Set down every entry again exactly as it stands below.

Data for analysis Start Marker

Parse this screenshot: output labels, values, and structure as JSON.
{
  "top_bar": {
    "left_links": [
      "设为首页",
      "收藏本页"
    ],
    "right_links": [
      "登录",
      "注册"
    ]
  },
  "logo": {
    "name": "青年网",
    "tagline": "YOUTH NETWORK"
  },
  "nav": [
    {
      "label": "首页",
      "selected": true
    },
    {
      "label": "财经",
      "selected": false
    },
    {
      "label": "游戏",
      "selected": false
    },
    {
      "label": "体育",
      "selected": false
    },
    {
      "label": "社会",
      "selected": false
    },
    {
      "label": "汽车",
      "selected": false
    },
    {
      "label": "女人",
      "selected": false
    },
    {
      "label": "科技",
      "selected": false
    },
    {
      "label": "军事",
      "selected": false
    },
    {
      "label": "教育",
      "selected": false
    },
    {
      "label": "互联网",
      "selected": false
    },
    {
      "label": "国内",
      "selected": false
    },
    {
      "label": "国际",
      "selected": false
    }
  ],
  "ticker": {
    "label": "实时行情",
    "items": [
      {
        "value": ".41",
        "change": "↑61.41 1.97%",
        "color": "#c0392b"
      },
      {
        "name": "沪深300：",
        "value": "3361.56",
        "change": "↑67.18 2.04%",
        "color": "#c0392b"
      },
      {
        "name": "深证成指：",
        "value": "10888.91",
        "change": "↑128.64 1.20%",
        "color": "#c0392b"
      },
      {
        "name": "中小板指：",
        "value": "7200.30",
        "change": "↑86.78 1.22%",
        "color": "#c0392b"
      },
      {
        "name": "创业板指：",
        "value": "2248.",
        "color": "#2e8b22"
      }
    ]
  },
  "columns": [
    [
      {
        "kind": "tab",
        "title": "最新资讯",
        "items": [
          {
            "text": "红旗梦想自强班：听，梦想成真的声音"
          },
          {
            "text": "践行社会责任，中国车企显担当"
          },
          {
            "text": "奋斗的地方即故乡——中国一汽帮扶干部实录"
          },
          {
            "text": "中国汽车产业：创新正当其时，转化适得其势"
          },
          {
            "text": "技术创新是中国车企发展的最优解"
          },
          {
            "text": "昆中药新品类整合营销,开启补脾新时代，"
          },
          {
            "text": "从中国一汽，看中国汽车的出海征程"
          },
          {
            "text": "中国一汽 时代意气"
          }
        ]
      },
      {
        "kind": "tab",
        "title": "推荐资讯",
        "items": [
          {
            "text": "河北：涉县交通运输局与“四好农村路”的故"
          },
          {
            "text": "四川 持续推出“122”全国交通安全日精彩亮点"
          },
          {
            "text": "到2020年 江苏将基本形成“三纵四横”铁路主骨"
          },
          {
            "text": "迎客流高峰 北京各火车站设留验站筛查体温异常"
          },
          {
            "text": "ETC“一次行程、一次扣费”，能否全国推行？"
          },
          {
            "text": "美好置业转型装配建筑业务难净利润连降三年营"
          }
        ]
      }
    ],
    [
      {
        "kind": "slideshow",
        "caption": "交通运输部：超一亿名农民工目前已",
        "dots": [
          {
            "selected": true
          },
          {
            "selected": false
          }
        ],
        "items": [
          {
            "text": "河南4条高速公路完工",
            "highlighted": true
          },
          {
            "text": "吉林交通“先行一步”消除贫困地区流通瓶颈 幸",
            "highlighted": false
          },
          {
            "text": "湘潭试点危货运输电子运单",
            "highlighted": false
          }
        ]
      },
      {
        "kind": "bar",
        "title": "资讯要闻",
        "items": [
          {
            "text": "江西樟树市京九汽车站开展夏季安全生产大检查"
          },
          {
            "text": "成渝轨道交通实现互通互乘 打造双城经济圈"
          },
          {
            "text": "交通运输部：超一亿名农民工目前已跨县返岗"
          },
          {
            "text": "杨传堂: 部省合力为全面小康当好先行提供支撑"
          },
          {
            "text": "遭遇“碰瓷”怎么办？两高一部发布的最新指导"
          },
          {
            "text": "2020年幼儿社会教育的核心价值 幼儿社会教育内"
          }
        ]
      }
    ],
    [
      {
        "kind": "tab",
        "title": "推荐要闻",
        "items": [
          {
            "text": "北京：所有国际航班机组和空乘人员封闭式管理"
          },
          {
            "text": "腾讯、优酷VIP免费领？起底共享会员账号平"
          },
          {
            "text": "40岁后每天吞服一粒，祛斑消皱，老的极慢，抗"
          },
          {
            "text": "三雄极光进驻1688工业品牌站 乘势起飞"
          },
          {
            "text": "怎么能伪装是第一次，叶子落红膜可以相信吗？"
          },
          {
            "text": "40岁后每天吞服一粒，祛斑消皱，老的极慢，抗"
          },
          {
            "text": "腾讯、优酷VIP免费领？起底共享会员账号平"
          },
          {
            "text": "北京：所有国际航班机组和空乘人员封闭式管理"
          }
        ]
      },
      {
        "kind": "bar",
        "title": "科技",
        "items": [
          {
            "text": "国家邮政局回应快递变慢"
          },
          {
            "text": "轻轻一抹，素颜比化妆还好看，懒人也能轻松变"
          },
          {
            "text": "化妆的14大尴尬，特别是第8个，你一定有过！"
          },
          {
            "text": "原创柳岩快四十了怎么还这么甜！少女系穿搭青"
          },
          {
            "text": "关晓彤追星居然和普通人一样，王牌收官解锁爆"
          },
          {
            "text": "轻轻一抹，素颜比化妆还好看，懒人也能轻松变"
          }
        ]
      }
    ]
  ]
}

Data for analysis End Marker

> [Problem solution]
Parse this screenshot: output labels, values, and structure as JSON.
{
  "top_bar": {
    "left_links": [
      "设为首页",
      "收藏本页"
    ],
    "right_links": [
      "登录",
      "注册"
    ]
  },
  "logo": {
    "name": "青年网",
    "tagline": "YOUTH NETWORK"
  },
  "nav": [
    {
      "label": "首页",
      "selected": true
    },
    {
      "label": "财经",
      "selected": false
    },
    {
      "label": "游戏",
      "selected": false
    },
    {
      "label": "体育",
      "selected": false
    },
    {
      "label": "社会",
      "selected": false
    },
    {
      "label": "汽车",
      "selected": false
    },
    {
      "label": "女人",
      "selected": false
    },
    {
      "label": "科技",
      "selected": false
    },
    {
      "label": "军事",
      "selected": false
    },
    {
      "label": "教育",
      "selected": false
    },
    {
      "label": "互联网",
      "selected": false
    },
    {
      "label": "国内",
      "selected": false
    },
    {
      "label": "国际",
      "selected": false
    }
  ],
  "ticker": {
    "label": "实时行情",
    "items": [
      {
        "value": ".41",
        "change": "↑61.41 1.97%",
        "color": "#c0392b"
      },
      {
        "name": "沪深300：",
        "value": "3361.56",
        "change": "↑67.18 2.04%",
        "color": "#c0392b"
      },
      {
        "name": "深证成指：",
        "value": "10888.91",
        "change": "↑128.64 1.20%",
        "color": "#c0392b"
      },
      {
        "name": "中小板指：",
        "value": "7200.30",
        "change": "↑86.78 1.22%",
        "color": "#c0392b"
      },
      {
        "name": "创业板指：",
        "value": "2248.",
        "color": "#2e8b22"
      }
    ]
  },
  "columns": [
    [
      {
        "kind": "tab",
        "title": "最新资讯",
        "items": [
          {
            "text": "红旗梦想自强班：听，梦想成真的声音"
          },
          {
            "text": "践行社会责任，中国车企显担当"
          },
          {
            "text": "奋斗的地方即故乡——中国一汽帮扶干部实录"
          },
          {
            "text": "中国汽车产业：创新正当其时，转化适得其势"
          },
          {
            "text": "技术创新是中国车企发展的最优解"
          },
          {
            "text": "昆中药新品类整合营销,开启补脾新时代，"
          },
          {
            "text": "从中国一汽，看中国汽车的出海征程"
          },
          {
            "text": "中国一汽 时代意气"
          }
        ]
      },
      {
        "kind": "tab",
        "title": "推荐资讯",
        "items": [
          {
            "text": "河北：涉县交通运输局与“四好农村路”的故"
          },
          {
            "text": "四川 持续推出“122”全国交通安全日精彩亮点"
          },
          {
            "text": "到2020年 江苏将基本形成“三纵四横”铁路主骨"
          },
          {
            "text": "迎客流高峰 北京各火车站设留验站筛查体温异常"
          },
          {
            "text": "ETC“一次行程、一次扣费”，能否全国推行？"
          },
          {
            "text": "美好置业转型装配建筑业务难净利润连降三年营"
          }
        ]
      }
    ],
    [
      {
        "kind": "slideshow",
        "caption": "交通运输部：超一亿名农民工目前已",
        "dots": [
          {
            "selected": true
          },
          {
            "selected": false
          }
        ],
        "items": [
          {
            "text": "河南4条高速公路完工",
            "highlighted": true
          },
          {
            "text": "吉林交通“先行一步”消除贫困地区流通瓶颈 幸",
            "highlighted": false
          },
          {
            "text": "湘潭试点危货运输电子运单",
            "highlighted": false
          }
        ]
      },
      {
        "kind": "bar",
        "title": "资讯要闻",
        "items": [
          {
            "text": "江西樟树市京九汽车站开展夏季安全生产大检查"
          },
          {
            "text": "成渝轨道交通实现互通互乘 打造双城经济圈"
          },
          {
            "text": "交通运输部：超一亿名农民工目前已跨县返岗"
          },
          {
            "text": "杨传堂: 部省合力为全面小康当好先行提供支撑"
          },
          {
            "text": "遭遇“碰瓷”怎么办？两高一部发布的最新指导"
          },
          {
            "text": "2020年幼儿社会教育的核心价值 幼儿社会教育内"
          }
        ]
      }
    ],
    [
      {
        "kind": "tab",
        "title": "推荐要闻",
        "items": [
          {
            "text": "北京：所有国际航班机组和空乘人员封闭式管理"
          },
          {
            "text": "腾讯、优酷VIP免费领？起底共享会员账号平"
          },
          {
            "text": "40岁后每天吞服一粒，祛斑消皱，老的极慢，抗"
          },
          {
            "text": "三雄极光进驻1688工业品牌站 乘势起飞"
          },
          {
            "text": "怎么能伪装是第一次，叶子落红膜可以相信吗？"
          },
          {
            "text": "40岁后每天吞服一粒，祛斑消皱，老的极慢，抗"
          },
          {
            "text": "腾讯、优酷VIP免费领？起底共享会员账号平"
          },
          {
            "text": "北京：所有国际航班机组和空乘人员封闭式管理"
          }
        ]
      },
      {
        "kind": "bar",
        "title": "科技",
        "items": [
          {
            "text": "国家邮政局回应快递变慢"
          },
          {
            "text": "轻轻一抹，素颜比化妆还好看，懒人也能轻松变"
          },
          {
            "text": "化妆的14大尴尬，特别是第8个，你一定有过！"
          },
          {
            "text": "原创柳岩快四十了怎么还这么甜！少女系穿搭青"
          },
          {
            "text": "关晓彤追星居然和普通人一样，王牌收官解锁爆"
          },
          {
            "text": "轻轻一抹，素颜比化妆还好看，懒人也能轻松变"
          }
        ]
      }
    ]
  ]
}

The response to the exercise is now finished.